One of the main objectives in mediation is to give people insights. Insights that help them understand the effect of their actions and of their style of communication on their families. This responsibility does not stop with divorce – where there are children it becomes even more important. Sharing parental duties and responsibilities is more complex through circumstances. Mediators try to help people commit to changing to improve outcomes for their children, as well as make life easier and less stressful for themselves as parents.
Everyone perceives the world from their own perspective. It takes empathy to imagine events from another’s perspective and helping to achieve that without accusation or blame is a mediation skill. For example, a parent with a long journey around the M25 in the rush hour may be exhausted and irritable by the time they arrive to see their children. If the children have conked out and gone to bed and the other parent angrily relays the disappointment of their offspring, conflict is probable. Add the guilt induced through hearing the account of their children waiting with noses pressed against the window watching for them and the scene is set for trouble. Situations like this are standard fare in family mediation. The same or similar scenes present in a multitude of variations, but the underlying problems are the same. There is the disappointment of the children, the exhaustion anger and disappointment of the parents. The couple’s own history of miscommunication brings them to this latest re-enactment of their disastrous repetition of previous recriminations, accusations and blame.

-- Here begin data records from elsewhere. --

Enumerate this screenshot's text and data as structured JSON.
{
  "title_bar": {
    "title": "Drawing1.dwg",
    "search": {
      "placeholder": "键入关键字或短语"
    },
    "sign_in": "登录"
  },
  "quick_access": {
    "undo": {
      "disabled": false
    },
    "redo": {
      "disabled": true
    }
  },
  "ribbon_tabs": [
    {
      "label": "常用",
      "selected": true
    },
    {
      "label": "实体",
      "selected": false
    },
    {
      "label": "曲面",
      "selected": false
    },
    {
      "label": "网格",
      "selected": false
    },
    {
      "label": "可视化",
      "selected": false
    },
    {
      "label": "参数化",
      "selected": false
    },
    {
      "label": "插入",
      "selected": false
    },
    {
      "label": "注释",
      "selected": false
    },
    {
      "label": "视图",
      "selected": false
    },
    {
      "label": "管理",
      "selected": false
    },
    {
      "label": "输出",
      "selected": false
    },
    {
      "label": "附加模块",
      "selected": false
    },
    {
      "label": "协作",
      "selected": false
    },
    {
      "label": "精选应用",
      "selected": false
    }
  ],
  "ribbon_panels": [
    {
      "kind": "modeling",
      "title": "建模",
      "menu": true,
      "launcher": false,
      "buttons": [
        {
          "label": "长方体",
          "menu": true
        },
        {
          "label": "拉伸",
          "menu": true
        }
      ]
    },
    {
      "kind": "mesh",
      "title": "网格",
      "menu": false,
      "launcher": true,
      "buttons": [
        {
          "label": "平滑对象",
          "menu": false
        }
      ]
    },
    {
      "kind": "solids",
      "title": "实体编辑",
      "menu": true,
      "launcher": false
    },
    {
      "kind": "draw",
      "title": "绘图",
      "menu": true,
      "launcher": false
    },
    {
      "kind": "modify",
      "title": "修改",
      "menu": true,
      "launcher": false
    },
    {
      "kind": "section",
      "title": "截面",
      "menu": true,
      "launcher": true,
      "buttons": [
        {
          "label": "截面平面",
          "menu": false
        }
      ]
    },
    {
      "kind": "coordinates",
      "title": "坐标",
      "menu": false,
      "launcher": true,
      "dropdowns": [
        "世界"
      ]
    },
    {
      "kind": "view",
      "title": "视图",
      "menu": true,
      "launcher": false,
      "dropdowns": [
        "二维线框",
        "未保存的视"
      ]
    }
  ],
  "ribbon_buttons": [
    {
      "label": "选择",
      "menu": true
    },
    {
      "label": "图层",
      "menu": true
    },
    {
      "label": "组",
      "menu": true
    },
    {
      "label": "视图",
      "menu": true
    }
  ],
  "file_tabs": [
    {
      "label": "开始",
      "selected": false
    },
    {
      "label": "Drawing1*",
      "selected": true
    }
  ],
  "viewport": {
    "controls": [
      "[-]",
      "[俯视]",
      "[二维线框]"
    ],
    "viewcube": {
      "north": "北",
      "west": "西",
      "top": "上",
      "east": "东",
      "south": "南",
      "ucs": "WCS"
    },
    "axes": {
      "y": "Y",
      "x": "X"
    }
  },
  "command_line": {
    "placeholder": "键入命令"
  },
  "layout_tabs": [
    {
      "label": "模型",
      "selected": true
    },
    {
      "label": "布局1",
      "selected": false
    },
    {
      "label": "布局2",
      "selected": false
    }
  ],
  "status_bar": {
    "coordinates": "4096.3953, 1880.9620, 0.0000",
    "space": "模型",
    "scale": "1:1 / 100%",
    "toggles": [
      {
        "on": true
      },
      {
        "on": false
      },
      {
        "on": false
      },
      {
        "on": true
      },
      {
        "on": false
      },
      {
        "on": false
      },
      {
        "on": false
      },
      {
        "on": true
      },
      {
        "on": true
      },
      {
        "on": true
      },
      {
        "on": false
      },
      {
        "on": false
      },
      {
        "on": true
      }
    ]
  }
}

Can the mediator intervene effectively enough to help them break the habits of a life-time? Can insights bring about change? It depends how much people want to change. Surprisingly, the worse it is for them, the more likely they are to decide (and it has to be a joint decision) to commit to ground rules to stop the re-enactments of the past. Next Friday the mediator will not be there, but the rules agreed with her in mediation will be in their minds and hopefully the scene is set for a different outcome.
Much communication is either non-verbal or relayed partly through expression and tone of voice. The same words can convey completely opposite meanings if said angrily than if said in a soft affectionate way. Some people have learned to negotiate assertively in large pushy families and others have learned to negotiate totally differently, by offering and declining, and needing to be pressed to accept something they really desire. Then there are cultural and other layers of meaning that can cause complete confusion, it is a wonder we understand each other as well as we do.
It is common to find in mediation that a couple are repeating a train track type conversation, they have had countless times. They know it ends in dead-lock, but seem to be irresistibly drawn to repeat it. “See, it’s hopeless s/he doesn’t understand . . . ” The appeal is to the mediator to translate. This is called re-framing. The mediator hears what is said and re-phrases it so the other person gets the meaning. This can be through a more neutral form of words or different tone of voice, or both.
Many couples want the mediator to shuttle between them to spare themselves the stress of having to meet. That can work well, but if parents have to communicate over children, then shuttle mediation is unlikely to help much, as they parents need to learn to understand each other without the mediator. By not meeting and communicating with the mediator’s help, shuttle mediation does not help mend the underlying communication problem. Mediation is the main – if not only method parents can gain the insights they need to make changes enabling them to communicate better in future, unless they attend counselling, despite their separation.